On the advice of my foster care/adoption class facilitator, I'm currently reading, The Whole-Brain Child, and learning about how parents can help a child, especially those that have experienced trauma or neglect, connect the right side of their brain to the left, and the bottom half to the top. They do mention that the latter can be especially challenging for kids in general because their frontal cortex' are not fully developed, so parents should try to maintain developmentally appropriate expectations.
The authors share some helpful catch phrases to remember concepts, like "name it (an emotion) to tame it," but there is a lot of scientific information to take in. I won't remember it all, but I can imagine referring back to the book as needed. They give a lot of examples, which help the ideas come to life. I have always intuitively felt the value of telling our life stories, but who knew it played such a powerful role in the brain?
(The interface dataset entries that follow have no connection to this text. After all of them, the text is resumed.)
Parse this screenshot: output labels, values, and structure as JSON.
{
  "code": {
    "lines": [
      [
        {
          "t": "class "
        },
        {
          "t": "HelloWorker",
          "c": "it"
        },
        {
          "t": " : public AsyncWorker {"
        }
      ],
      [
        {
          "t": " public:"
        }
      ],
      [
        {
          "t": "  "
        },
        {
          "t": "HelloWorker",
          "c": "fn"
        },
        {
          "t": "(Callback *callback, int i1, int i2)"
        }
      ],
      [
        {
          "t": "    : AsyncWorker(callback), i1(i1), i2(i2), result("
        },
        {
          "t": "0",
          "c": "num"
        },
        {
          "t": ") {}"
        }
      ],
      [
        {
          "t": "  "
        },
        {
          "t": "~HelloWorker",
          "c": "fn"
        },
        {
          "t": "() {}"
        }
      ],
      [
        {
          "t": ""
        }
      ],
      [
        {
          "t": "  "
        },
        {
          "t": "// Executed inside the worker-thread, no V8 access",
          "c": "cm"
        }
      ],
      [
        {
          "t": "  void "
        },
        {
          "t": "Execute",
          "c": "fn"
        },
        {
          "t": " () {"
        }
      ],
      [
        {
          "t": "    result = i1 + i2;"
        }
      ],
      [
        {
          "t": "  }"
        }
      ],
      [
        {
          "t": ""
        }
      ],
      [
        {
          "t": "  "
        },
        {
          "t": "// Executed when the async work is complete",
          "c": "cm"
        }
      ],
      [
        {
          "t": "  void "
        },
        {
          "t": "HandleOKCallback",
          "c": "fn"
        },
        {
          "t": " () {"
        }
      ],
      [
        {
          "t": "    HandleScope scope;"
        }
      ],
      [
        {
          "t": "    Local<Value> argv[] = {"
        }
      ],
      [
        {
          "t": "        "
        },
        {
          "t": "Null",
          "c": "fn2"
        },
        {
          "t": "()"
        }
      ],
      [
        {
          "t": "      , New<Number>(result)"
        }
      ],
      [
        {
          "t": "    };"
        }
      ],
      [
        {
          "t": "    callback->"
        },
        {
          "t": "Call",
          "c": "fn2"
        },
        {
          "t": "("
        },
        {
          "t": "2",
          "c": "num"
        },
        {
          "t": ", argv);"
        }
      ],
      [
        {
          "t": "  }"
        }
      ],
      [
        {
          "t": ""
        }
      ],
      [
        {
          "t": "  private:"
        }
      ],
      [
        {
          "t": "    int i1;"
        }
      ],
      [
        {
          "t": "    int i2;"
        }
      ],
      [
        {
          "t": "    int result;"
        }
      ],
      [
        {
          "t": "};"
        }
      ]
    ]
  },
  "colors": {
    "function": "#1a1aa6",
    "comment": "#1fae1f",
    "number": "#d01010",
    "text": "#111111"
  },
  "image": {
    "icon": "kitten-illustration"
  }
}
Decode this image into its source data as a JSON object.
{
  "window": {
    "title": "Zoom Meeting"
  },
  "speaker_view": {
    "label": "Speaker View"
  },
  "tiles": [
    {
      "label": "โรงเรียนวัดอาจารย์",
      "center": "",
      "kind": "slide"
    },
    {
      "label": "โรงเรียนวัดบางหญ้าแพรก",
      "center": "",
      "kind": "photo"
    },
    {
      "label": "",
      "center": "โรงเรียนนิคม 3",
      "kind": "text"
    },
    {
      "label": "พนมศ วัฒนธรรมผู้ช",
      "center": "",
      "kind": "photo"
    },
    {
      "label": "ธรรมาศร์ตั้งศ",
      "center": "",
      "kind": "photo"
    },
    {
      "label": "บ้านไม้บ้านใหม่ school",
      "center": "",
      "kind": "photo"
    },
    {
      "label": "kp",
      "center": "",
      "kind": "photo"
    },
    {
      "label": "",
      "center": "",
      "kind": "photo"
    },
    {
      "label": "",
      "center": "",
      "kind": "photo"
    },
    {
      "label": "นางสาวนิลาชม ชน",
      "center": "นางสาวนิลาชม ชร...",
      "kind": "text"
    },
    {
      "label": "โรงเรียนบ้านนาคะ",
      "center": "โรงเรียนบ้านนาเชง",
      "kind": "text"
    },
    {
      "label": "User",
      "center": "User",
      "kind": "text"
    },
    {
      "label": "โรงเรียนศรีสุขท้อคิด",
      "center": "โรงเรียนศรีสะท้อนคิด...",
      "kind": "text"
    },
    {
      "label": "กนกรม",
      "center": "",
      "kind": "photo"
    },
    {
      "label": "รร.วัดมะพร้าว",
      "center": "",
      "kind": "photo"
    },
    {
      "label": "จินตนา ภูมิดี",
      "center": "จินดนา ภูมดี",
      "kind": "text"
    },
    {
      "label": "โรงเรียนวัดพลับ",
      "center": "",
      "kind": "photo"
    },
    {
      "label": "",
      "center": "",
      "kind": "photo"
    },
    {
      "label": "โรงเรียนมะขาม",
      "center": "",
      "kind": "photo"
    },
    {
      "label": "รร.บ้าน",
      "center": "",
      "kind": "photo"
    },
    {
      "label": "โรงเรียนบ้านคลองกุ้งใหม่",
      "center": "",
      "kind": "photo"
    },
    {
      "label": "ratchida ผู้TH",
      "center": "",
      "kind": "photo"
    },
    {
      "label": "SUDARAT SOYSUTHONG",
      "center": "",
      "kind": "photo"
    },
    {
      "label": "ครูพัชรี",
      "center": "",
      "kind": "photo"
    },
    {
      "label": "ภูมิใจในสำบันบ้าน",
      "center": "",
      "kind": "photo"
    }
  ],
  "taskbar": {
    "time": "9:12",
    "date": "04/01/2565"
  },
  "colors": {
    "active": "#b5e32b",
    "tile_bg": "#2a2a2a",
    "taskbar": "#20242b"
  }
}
I'll admit that while reading strategies and stories from the book, I've flashed back several times to my own childhood and how my father often handled emotionally fraught situations in the exact opposite way than what they recommend. He was, shall we say, empathically challenged. I wish he had - and was willing to follow - this book!
Luckily, our brains can generate these pathways of connection at any age and heal from negative experiences and trauma. I've done a lot of healing in my life - interestingly, I can remember telling the story of the night my mom died many times in my life - and can see how further healing might happen as a parent when I handle emotional situations with my child in a more skillful way.